I was driving to work one morning using my customary route, an eight mile trek down a scary two-lane drag strip with no stop signs or lights, followed by another seven miles down a safer, divided four-lane. I always breathed a sigh of relief when the narrow road ended and and the big road began.
The two-lane shoulder was narrow, the ditches deep. Caution was the rule for most drivers…lots of fatal accidents on this stretch of highway. This was the main route from my rural home in Hollywood, South Carolina to my work in Charleston…the notorious Hwy. 162. The 55 mph limit didn’t stop an occasional drunk from careening down the road at 90 mph and slamming into one of the huge Live Oaks along the edge of the road at Brittain’s Curve, the halfway point of my journey down 162. These very old, stately trees had witnessed wagon traffic a century or so earlier. Now they were pockmarked by makeshift crosses and wreaths one wouldn’t have seen back in wagon days.
Successfully navigating the deadly curve, I came to a long straightaway. Traveling another quarter mile or so, I spotted a critter in the road ahead…small, fuzzy, and barely moving. I quickly determined that it was a bird swaying dizzily on the yellow line. I slowed down, edging over to the right. Didn’t want to startle it. Glancing down, I realized that it was okay… a bit stunned but not squished or seriously wounded. It had managed to stay in the relative safety of the center of the road despite a few half-hearted hops.

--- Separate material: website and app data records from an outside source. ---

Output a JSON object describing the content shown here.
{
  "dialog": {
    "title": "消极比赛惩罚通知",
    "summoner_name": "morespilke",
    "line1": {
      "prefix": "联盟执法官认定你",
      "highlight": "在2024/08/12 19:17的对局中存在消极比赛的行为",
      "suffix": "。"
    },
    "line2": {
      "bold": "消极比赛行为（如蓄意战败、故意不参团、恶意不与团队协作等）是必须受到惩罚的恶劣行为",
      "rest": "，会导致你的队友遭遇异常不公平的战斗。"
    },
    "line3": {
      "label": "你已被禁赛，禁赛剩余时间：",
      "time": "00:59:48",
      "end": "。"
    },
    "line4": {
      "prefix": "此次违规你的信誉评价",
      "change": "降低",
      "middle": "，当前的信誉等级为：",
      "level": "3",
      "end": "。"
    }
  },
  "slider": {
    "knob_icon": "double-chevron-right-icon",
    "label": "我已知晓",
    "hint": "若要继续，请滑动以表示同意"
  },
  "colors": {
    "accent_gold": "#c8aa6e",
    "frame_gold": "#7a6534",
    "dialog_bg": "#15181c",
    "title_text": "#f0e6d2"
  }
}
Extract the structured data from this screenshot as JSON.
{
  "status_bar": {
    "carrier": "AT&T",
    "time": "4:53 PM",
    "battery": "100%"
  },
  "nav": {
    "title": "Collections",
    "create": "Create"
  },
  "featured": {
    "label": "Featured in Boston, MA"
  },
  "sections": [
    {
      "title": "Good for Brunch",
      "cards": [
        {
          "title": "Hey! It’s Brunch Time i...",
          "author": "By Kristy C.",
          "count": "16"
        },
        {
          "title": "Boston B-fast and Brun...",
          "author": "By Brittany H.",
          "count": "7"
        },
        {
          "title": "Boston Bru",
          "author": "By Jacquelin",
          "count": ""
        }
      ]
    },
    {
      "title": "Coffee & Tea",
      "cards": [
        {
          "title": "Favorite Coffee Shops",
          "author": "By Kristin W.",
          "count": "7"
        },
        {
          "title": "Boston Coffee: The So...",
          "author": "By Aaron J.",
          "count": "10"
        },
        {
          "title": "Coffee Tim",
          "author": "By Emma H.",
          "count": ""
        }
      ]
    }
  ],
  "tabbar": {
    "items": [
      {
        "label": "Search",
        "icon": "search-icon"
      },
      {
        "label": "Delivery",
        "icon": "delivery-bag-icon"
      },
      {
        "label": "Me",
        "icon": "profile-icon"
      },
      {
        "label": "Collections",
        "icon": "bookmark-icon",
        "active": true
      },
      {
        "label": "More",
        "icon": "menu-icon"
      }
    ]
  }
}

My first thought was to pull over and see if I could rescue the hapless little critter from certain doom. But this could be dangerous, not to mention foolish. There were plenty of folks from these parts who would swerve all over the road trying to hit a snake. I am fairly certain that a few malcontents (or teenagers) would do the same thing to score a bird hit.
My rescue effort would probably come too late, I reasoned, recalling a previous futile effort to save a huge turtle meandering across a busy road near Columbia, our state capitol. I had hastily pulled off the road and run back to the turtle just in time to hear the loud, sickening crunch of its shell under the tire of a big pickup truck.
Back to the bird. I kept driving, but couldn’t stop thinking about the pitiful, confused critter on that narrow strip of yellow painted asphalt. Should I pull over? The little devil on my shoulder piped in, “Hey fool, this is Hwy. 162. You could get yourself killed.” As I drove on, a fierce debate raged between the little devil on one shoulder and the little angel on the other… each forcefully presenting their case. Finally, the little angel said, “Hey, traffic isn’t that bad this morning and you don’t open your store for another hour. Go back and help that little birdie!”
I found the safest turn-around spot I could find about a mile past the bird. I had to step on it to get back in time to implement my little rescue mission. Luckily, right next to where the bird was performing his dizzy dance, there was a closed-down antique store with a gravel parking lot. I pulled over, got out of my truck, and walked to the edge of the road. By this time the bird was no longer in the temporary safety zone provided by the yellow line. It had moved about a foot over into the lane closest to me. I cautiously waited until an oncoming car drove by because I didn’t want to startle the driver. I mean, if I didn’t know what was going on and I saw some lunatic up ahead running onto a dangerous road to save a stupid bird, I might just swerve over and kill two birds with one bumper. Stranger things have happened in Hollywood, South Carolina.
After the car passed by I carefully but quickly walked over to the little bird. Reaching down to pick it up, it didn’t protest at all. I fancied that it might have been grateful, or relieved, or whatever it is that birds feel prior to getting smushed. I gingerly carried the bird back to my truck and put it on the passenger seat right next to me. It just sat there. Didn’t budge.
Continuing my commute to Charleston (and safely off Hwy. 162), I pulled over at the John’s Island turnoff a few miles down the road. There was a large convenience store on the right and I found a parking space away from the building next to some bushes. I reached over and rolled down the passenger side window. Looking down at the bird, I motioned to the window and tried to shoo him out. In an instant, the frightened little critter flew out the window and perched in one of the bushes. It sat there looking at me for a minute before flying off. I tipped my hat and I fancied that its solitary tweet was bird talk for “Thanks!”
My story could end with me launching off into some nitwit commentary about what a swell guy I am and how other folks should follow my example. Had my tale ended there, however, I would never have written it because there is really nothing extraordinary about saving a critter in the road. Plenty of good folks do that sort of thing every day. A ho-hum melodrama at best.
What makes this story a bit different is a most ironic twist of fate. I know enough about constructing a short essay that, when irony defines the story line, it should be at the end of the piece, so I end with this:
Earlier, while driving back to rescue the bird, I was traveling a bit faster than I normally do. Before I arrived at the spot where I would pull over to help the stunned bird in the road, another bird flew into my windshield. In my rear-view mirror, I saw it it tumble disjointedly, feathers flying. It landed, torn and broken, on the pavement. It was killed instantly. Quick. Merciful. Into God’s waiting hands and still burned into my memory twenty-five years later.